This central line decided to go through the caudal portion of the brachiocephalic vein and into the mediastinum.  The first xray shows the end of the catheter kinked near the aortic root.  CT of the chest shows the distal tip of the catheter puncturing through the vein and into the mediastinum.  Obviously this is a very rare complication!

Image Contributor:  Aaron Hougham, MD

Author:  Russell Jones, MD


Filed under: Chest XR, Devices, Non-Trauma, XR Tagged: Central Line

Reasons not to try relocation of hips…

Dislocated hip

On this pelvis Xray you can see two hip replacements, the left one is dislocated.  If you look closely you can also see a fracture line just superior to the prosthesis near the greater trochanter.  Be careful reducing these without obtaining orthopedics input. 

The other prosthesis is interesting.  It is a hip replacement with a constrained acetabular liner.  You can see a radioopaque ring around the femoral head component of the arthroplasty.  This is a ring that functions to hold the hip in place.  If this dislocates (not in this case), then this requires open surgical intervention for relocation.  Don’t try to put one of these back in!

Image Contributor:  Hollis “Tag” Hopkins, MD

Author:  Russell Jones, MD


1.  THR: Constrained Acetabular Liners.  http://www.wheelessonline.com/ortho/12698

Filed under: Orthopedics, Pelvis XR, Trauma, XR Tagged: Hip

Multiple masses chest..

Late 20s male presents with shortness of breath…

Chest masses Chest masses CT

This Xray and CT show a phenomena called “Cannonball Metastases.”  This refers to innumerable descreet masses in the chest.  Two tumors are highly suspected in this case: renal cell carcinoma and choriocarcinoma.   Others that have a higher prediliction to multiple lung mets are prostate, endometrial, and synovial sarcoma (1). 

This patient ended up having a choriocarcinoma of the testes. 

Image Contributors:  Kevin Murphy, MD and Mary Bing, MD

Author:  Russell Jones, MD


1.  Knipe H, Bickle I, et al.  Cannonball Metastases. www.radiopaedia.org

Filed under: Chest, Chest XR, CT, Non-Trauma, Respiratory, XR Tagged: Dyspnea

WWWTP #15 Answer…

Several days ago this CXR was posted:


This CXR has several interesting findings.  There is a heavily calcified mass in the left hilar region consistent with a calcified lymph node.  Also there are multiple discreet nodules in the lung parenchyma (best one is seen in the left upper lobe, also well seen in right middle and upper lobes). 

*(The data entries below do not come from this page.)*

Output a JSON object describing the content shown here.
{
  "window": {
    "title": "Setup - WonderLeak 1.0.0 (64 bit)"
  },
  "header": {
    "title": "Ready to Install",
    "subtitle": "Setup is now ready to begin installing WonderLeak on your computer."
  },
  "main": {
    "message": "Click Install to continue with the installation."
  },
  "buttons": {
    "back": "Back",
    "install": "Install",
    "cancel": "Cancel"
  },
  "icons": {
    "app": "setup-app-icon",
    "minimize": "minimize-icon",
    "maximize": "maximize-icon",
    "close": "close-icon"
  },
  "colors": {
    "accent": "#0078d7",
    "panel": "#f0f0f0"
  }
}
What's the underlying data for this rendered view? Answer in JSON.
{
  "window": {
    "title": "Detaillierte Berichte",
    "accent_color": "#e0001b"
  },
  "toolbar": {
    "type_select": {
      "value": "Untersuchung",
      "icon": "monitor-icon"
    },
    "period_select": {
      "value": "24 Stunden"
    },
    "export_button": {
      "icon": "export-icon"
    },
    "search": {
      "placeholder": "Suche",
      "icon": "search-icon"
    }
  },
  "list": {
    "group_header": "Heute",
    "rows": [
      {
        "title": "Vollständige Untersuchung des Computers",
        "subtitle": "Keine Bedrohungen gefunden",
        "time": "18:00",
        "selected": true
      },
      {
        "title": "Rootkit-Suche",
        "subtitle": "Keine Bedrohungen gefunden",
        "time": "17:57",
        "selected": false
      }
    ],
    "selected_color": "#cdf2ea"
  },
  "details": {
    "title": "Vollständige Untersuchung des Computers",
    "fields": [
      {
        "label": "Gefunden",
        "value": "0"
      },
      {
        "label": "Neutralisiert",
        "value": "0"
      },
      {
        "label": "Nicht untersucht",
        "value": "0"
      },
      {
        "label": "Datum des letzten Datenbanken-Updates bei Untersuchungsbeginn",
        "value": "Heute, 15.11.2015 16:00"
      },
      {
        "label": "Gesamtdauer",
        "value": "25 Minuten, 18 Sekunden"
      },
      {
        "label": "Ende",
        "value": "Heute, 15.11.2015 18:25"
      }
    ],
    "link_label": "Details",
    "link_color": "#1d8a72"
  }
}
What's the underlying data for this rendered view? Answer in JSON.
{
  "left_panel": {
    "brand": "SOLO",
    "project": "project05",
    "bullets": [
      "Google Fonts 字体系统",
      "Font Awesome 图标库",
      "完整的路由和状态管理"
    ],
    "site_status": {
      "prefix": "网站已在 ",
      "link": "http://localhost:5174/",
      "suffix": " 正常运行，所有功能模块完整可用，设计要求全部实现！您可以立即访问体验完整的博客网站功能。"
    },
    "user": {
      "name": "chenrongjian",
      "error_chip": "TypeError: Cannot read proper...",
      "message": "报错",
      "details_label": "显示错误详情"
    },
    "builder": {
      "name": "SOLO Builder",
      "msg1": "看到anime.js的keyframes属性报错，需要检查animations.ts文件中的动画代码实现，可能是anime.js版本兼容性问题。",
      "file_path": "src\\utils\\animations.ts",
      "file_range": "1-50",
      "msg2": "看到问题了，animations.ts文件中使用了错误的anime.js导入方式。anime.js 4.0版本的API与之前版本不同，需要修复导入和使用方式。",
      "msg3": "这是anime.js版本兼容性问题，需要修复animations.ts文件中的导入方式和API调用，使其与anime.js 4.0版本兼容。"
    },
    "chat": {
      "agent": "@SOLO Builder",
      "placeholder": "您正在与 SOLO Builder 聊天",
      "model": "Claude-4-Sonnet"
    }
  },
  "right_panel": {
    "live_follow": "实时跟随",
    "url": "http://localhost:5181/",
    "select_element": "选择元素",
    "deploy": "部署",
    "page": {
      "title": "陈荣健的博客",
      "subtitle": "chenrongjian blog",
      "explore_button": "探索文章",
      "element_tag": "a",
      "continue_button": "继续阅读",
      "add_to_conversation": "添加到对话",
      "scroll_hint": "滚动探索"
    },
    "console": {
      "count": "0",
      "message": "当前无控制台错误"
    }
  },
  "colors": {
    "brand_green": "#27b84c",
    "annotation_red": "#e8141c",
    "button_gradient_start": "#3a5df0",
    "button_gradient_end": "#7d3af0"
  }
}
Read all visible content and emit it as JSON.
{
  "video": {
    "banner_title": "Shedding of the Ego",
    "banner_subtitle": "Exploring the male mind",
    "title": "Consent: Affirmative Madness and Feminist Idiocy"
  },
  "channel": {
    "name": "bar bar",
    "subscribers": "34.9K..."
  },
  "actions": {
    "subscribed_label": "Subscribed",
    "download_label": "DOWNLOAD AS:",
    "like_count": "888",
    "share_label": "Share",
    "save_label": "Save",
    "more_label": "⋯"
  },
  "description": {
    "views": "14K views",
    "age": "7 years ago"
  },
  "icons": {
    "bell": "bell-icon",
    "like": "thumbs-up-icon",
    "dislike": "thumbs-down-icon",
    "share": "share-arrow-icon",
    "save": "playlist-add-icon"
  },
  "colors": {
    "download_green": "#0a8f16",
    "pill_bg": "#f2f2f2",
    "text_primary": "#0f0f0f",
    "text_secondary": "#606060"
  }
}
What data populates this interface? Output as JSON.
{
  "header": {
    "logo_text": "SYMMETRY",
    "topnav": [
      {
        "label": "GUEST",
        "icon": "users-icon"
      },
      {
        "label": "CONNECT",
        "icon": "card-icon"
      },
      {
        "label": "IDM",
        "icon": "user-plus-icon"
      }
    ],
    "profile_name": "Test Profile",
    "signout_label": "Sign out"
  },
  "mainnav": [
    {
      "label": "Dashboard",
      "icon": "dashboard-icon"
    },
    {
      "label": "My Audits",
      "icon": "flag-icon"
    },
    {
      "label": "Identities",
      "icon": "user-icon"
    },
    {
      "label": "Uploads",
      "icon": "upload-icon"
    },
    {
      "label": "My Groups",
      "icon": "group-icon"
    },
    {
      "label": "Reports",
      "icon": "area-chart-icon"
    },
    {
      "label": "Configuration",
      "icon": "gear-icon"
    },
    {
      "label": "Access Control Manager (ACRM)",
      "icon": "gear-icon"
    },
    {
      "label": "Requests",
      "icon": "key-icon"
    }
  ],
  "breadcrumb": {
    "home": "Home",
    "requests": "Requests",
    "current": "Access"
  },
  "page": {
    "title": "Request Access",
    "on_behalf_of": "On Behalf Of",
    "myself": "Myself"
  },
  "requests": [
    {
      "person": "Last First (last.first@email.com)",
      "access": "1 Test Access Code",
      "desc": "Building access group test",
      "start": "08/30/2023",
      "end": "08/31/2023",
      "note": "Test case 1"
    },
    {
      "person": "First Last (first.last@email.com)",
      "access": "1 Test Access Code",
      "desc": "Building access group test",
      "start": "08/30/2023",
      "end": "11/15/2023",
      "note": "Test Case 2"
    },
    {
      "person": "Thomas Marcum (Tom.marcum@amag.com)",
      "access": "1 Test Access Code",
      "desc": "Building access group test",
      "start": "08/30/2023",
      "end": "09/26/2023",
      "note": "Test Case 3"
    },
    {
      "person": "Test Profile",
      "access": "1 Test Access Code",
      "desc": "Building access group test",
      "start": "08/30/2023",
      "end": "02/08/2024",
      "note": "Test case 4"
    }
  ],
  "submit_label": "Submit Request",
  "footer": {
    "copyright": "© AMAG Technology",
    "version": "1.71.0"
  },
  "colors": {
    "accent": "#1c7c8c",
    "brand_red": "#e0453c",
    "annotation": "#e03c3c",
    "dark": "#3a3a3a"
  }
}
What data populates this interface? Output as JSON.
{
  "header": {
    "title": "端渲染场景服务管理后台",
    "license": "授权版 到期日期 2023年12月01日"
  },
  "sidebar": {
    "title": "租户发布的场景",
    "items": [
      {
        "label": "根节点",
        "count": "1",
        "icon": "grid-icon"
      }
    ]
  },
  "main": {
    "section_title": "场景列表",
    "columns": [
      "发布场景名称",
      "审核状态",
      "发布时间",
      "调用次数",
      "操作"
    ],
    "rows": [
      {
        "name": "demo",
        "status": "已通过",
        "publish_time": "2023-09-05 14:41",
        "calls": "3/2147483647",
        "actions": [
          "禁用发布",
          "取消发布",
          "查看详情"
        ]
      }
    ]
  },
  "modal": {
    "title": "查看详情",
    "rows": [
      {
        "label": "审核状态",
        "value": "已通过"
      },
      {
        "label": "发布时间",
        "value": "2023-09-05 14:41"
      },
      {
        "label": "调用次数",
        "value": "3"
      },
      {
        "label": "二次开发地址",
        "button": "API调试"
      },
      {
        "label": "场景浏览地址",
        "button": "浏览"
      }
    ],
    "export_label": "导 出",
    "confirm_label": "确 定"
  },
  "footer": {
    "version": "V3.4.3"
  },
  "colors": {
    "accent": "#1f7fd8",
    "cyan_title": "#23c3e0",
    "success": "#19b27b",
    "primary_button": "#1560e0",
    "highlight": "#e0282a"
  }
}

Turns out this patient had lived in the midwest region for most of his life.  This pattern can be seen with Histoplasmosis. 

Histoplasma capsulatum is a fungus that is highly prevalent in the Ohio and Mississippi valleys of the midwest.  Radiographically it commonly causes solitary pulmonary nodules, multiple tiny nodules (miliary Histoplasmosis), and lymphadenopathy.  Less commonly it can cause fulminant pneumonia.  The differential diagnosis, depending on the radiographic findings, can include Mycobacterium tuberculosis, Coccidioidomycosis, lung cancer, lymphoma, sarcoidosis, and others. 

Author:  Russell Jones, MD

Filed under: WWWTP